**What is needed:**
Every line of the entries below that includes "Chicken" belongs in the answer, copied as written.

Dataset rows describing interfaces
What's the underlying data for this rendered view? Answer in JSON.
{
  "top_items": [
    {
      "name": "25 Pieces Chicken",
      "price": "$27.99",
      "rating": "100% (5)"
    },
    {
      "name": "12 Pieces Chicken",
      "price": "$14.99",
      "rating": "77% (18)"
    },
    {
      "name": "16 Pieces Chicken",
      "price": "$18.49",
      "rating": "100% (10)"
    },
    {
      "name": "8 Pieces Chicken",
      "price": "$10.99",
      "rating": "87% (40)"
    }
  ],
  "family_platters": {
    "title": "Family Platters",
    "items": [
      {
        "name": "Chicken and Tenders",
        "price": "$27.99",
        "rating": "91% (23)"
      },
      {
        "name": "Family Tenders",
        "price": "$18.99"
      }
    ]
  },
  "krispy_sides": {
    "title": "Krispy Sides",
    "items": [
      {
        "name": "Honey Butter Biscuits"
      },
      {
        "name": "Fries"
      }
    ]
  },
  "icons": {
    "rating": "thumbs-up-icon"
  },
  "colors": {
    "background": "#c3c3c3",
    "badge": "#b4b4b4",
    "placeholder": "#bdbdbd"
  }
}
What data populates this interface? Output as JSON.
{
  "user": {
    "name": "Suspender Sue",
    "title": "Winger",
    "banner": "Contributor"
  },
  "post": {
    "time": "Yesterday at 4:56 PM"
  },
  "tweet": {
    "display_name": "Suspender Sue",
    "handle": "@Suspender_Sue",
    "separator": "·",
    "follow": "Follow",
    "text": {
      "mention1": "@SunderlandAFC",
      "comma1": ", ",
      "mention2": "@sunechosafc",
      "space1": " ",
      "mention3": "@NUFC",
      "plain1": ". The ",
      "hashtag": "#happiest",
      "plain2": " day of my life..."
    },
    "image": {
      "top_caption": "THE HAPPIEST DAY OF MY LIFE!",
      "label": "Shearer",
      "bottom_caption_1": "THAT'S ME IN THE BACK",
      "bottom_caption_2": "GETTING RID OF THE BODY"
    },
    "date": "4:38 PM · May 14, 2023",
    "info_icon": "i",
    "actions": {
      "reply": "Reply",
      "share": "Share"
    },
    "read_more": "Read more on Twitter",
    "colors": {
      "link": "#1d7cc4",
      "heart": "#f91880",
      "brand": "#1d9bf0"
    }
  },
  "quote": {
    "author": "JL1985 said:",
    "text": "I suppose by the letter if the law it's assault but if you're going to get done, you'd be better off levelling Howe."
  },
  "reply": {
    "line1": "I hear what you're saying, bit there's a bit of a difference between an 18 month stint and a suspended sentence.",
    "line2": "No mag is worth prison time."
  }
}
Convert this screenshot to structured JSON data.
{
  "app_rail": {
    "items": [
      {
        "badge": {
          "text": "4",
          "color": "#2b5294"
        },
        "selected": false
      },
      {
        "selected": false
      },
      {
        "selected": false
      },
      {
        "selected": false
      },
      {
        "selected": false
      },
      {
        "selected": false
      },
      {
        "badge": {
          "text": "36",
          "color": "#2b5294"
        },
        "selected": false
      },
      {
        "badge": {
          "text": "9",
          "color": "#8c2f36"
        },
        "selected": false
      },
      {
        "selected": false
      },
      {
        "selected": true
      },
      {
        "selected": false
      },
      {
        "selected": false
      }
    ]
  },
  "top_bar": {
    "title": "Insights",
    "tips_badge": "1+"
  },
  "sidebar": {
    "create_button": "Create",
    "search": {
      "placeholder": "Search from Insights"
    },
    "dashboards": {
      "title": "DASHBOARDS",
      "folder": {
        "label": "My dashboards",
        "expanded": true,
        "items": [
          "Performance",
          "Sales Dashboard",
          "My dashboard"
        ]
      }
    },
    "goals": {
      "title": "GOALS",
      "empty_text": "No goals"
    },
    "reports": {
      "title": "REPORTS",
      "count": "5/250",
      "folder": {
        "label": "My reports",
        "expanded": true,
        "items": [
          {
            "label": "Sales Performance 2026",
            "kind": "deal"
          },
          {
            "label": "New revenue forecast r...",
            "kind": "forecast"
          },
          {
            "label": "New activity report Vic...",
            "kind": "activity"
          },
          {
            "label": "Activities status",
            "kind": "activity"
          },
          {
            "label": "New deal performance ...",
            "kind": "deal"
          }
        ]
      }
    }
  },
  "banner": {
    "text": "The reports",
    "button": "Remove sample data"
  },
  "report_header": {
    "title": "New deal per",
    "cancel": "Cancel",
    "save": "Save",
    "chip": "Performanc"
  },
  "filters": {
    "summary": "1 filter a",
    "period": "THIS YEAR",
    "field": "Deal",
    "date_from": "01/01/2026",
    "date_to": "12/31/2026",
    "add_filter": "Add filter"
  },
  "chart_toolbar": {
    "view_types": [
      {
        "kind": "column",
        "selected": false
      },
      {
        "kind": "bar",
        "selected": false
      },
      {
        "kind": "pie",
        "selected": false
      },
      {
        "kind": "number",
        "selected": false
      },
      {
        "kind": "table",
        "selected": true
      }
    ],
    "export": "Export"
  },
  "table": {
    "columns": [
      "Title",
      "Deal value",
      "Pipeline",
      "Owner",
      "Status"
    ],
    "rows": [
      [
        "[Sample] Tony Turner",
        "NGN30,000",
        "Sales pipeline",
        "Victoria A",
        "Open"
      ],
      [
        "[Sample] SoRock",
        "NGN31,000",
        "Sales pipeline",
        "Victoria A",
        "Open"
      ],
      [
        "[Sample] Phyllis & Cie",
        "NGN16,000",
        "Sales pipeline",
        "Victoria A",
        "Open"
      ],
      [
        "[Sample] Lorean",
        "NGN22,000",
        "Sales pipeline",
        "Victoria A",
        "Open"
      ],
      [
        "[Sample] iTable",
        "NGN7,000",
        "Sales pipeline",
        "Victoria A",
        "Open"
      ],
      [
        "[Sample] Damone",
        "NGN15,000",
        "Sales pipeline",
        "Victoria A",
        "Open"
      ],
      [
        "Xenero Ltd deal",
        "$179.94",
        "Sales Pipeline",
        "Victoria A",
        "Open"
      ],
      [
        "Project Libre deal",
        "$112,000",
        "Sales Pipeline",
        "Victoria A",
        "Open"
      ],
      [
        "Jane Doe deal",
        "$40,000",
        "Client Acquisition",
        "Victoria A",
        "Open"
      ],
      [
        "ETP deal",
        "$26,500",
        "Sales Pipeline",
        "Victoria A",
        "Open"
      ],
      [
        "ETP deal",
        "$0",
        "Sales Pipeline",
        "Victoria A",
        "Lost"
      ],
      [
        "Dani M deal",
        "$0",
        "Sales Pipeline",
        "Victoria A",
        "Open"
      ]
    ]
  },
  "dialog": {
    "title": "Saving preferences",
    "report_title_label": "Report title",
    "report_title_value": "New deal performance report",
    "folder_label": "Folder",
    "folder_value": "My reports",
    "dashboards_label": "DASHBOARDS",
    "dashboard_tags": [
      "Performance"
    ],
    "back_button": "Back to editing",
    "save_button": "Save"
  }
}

**Written solution:**
      "name": "25 Pieces Chicken",
      "name": "12 Pieces Chicken",
      "name": "16 Pieces Chicken",
      "name": "8 Pieces Chicken",
        "name": "Chicken and Tenders",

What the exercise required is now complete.